Lockdown, the fear of contracting Covid-19 virus as well as financial pressure are some of the reasons that have come up in the study.
Only 22% of those surveyed by 1st for Women had gone for a pap smear to screen for ovarian or cervical cancer and just 14% had gone for a mammogram to screen for breast cancer.
Doctors recommend that you start going for regular pap smears from the age of 21, even if you are not yet sexually active. If your results are normal, you only need to repeat the screening every three years.
Annual screening mammograms are recommended for all women over 40, regardless of symptoms or family history. According to the American Cancer Society, early-stage breast cancer has a five-year survival rate of 99%. Later-stage cancer has a survival rate of 27%. More than 75% of women who have breast cancer have no family history of cancer.
“Early detection of cancer is key for quick treatment and a better chance of recovery. If you are experiencing symptoms which concern you, it is vital to have them investigated by a health professional as soon as possible. It is also important to know what screening options are available to you,” says Seugnette van Wyngaard, Head of 1st for Women Insurance who offers an All Women Dread Disease product which covers a wide range of women-related cancers.
Screening tests can help identify signs of developing cancer before symptoms appear. For example, when you have a pap smear, your gynaecologist may tell you that you have been identified with pre-cancerous cells.
Dr Liat Malek, a specialist radiologist at the Breast Wellness Centre in Johannesburg, says there has been a drastic decline of routine screening mammograms reported around the world. “The result has been that this year we have been diagnosing more late stage cancers/advanced disease.”
"A screening mammogram is the routine examination of the breasts in women who have no signs or symptoms of a cancer, using low dose X-ray imaging. This is the most effective way of diagnosing early breast cancers and therefore reducing breast cancer deaths, with effective and less aggressive treatment,” says Malek.
Regular screening mammograms allow the doctors to discover subtle changes in the breast by comparing to the previous years. These subtle changes to the breast pattern may be the first sign of a cancer developing and helps catch the cancer early before it is even symptomatic.
“Due to the fact that women are staying away from their routine mammograms, our practice is seeing more women with symptoms, most commonly a lump in the breast, and more advanced stages of disease than had they come a year ago,” says Malek.
“Being diagnosed with a dread disease doesn’t have to be a death sentence.
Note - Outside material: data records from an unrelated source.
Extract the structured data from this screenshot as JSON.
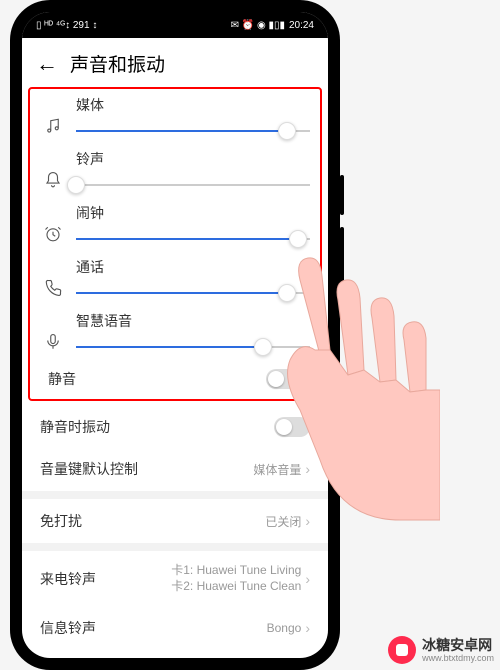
{
  "status_bar": {
    "left_icons": "▯ ᴴᴰ ⁴ᴳ↕ 291 ↕",
    "right_icons": "✉ ⏰ ◉ ▮▯▮",
    "time": "20:24"
  },
  "header": {
    "title": "声音和振动"
  },
  "sliders": [
    {
      "label": "媒体",
      "value": 90,
      "icon": "music"
    },
    {
      "label": "铃声",
      "value": 0,
      "icon": "bell"
    },
    {
      "label": "闹钟",
      "value": 95,
      "icon": "clock"
    },
    {
      "label": "通话",
      "value": 90,
      "icon": "phone"
    },
    {
      "label": "智慧语音",
      "value": 80,
      "icon": "mic"
    }
  ],
  "mute": {
    "label": "静音",
    "enabled": false
  },
  "settings": [
    {
      "key": "vibrate_on_mute",
      "label": "静音时振动",
      "type": "toggle",
      "enabled": false
    },
    {
      "key": "volume_key",
      "label": "音量键默认控制",
      "type": "value",
      "value": "媒体音量"
    },
    {
      "key": "dnd",
      "label": "免打扰",
      "type": "value",
      "value": "已关闭"
    },
    {
      "key": "ringtone",
      "label": "来电铃声",
      "type": "stack",
      "lines": [
        "卡1: Huawei Tune Living",
        "卡2: Huawei Tune Clean"
      ]
    },
    {
      "key": "sms_tone",
      "label": "信息铃声",
      "type": "value",
      "value": "Bongo"
    }
  ],
  "watermark": {
    "name": "冰糖安卓网",
    "url": "www.btxtdmy.com"
  }
}
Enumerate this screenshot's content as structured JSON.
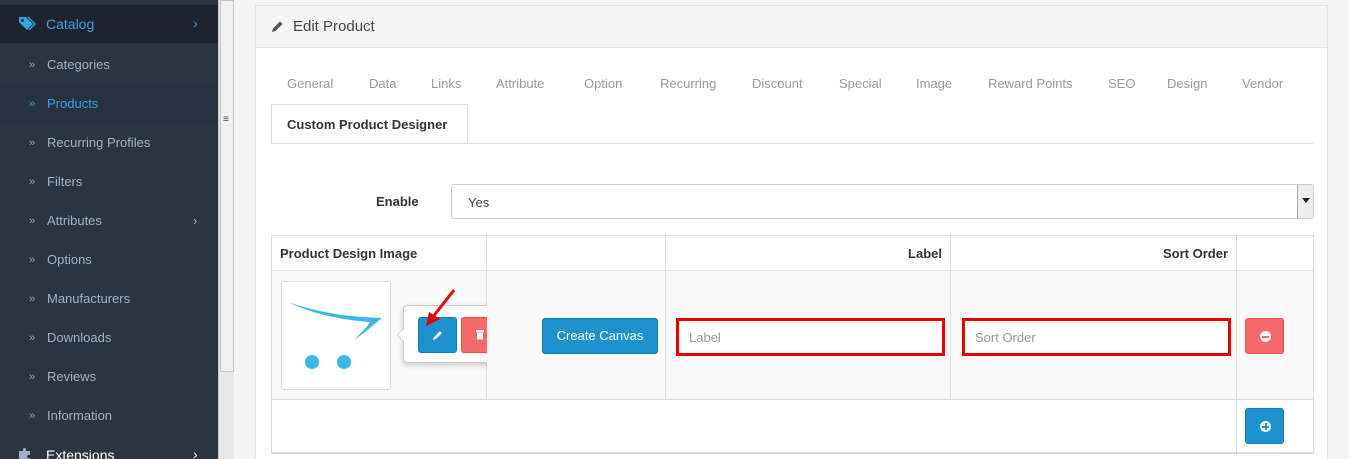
{
  "sidebar": {
    "top": {
      "label": "Catalog",
      "icon": "tag-icon"
    },
    "items": [
      {
        "label": "Categories",
        "active": false
      },
      {
        "label": "Products",
        "active": true
      },
      {
        "label": "Recurring Profiles",
        "active": false
      },
      {
        "label": "Filters",
        "active": false
      },
      {
        "label": "Attributes",
        "active": false,
        "has_children": true
      },
      {
        "label": "Options",
        "active": false
      },
      {
        "label": "Manufacturers",
        "active": false
      },
      {
        "label": "Downloads",
        "active": false
      },
      {
        "label": "Reviews",
        "active": false
      },
      {
        "label": "Information",
        "active": false
      }
    ],
    "extensions": {
      "label": "Extensions",
      "icon": "puzzle-icon"
    }
  },
  "panel": {
    "title": "Edit Product",
    "tabs": [
      "General",
      "Data",
      "Links",
      "Attribute",
      "Option",
      "Recurring",
      "Discount",
      "Special",
      "Image",
      "Reward Points",
      "SEO",
      "Design",
      "Vendor"
    ],
    "active_tab": "Custom Product Designer"
  },
  "form": {
    "enable_label": "Enable",
    "enable_value": "Yes"
  },
  "table": {
    "headers": [
      "Product Design Image",
      "",
      "Label",
      "Sort Order",
      ""
    ],
    "create_canvas_label": "Create Canvas",
    "label_placeholder": "Label",
    "sort_order_placeholder": "Sort Order"
  },
  "colors": {
    "sidebar_bg": "#2b3542",
    "active_link": "#35a3de",
    "primary": "#1e91cf",
    "danger": "#f56b6b",
    "highlight": "#e50000"
  }
}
Regular screenings mean early detection and treatment, and dread disease cover means you can focus on your health rather than the financial burden of treatment costs,” van Wyngaard concludes.